Different Reward Structures to Motivate Student Interaction with Electronic Response Systems in Astronomy
Electronic response systems (“clickers”) are used in introductory astronomy classes as a real-time assessment tool. Different reward structures for student responses to clicker questions are used to motivate individual participation or group collaboration before responding. The impact of two reward structures on student behavior and learning is investigated. This study finds that a success-bonus incentive (in which individual participation points are doubled when the class attains a threshold success rate) strongly motivated students to collaborate, whereas a participation-only credit (no success-bonus) incentive resulted in one-third of the students answering individually without collaboration. With a participation-only incentive, students who answered individually (“self-testers”) were found to have more positive attitudes toward astronomy and science, and higher self-confidence in their learning than students who interacted before answering without a success-bonus incentive (“collaborators”). These collaborators experienced downward shifts in attitudes and self-confidence, in contrast to the static attitudes and self-confidence of self-testers.
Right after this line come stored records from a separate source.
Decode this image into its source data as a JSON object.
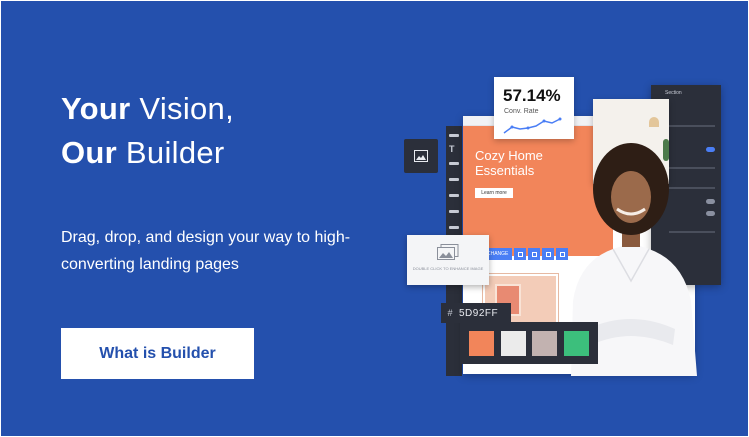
{
  "banner": {
    "background": "#2450ad",
    "headline": {
      "line1_bold": "Your",
      "line1_rest": " Vision,",
      "line2_bold": "Our",
      "line2_rest": " Builder"
    },
    "subtext": "Drag, drop, and design your way to high-converting landing pages",
    "cta_label": "What is Builder"
  },
  "collage": {
    "stat": {
      "value": "57.14%",
      "label": "Conv. Rate"
    },
    "hero": {
      "title": "Cozy Home Essentials",
      "button": "Learn more",
      "color": "#f2855a"
    },
    "edit_bar": {
      "change_label": "CHANGE"
    },
    "drop_hint": "DOUBLE CLICK TO ENHANCE IMAGE",
    "color_picker": {
      "hash": "#",
      "hex": "5D92FF",
      "swatches": [
        "#f2855a",
        "#ebebeb",
        "#c2b2b0",
        "#3cbf7c"
      ]
    },
    "settings_title": "Section"
  }
}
The implication is that students with little or no background in science prefer to answer collaboratively rather than independently and that these students are also negatively impacted by a one-semester introductory astronomy course.
Len, P. M. 2006, Astronomy Education Review, 5(2), p.5–15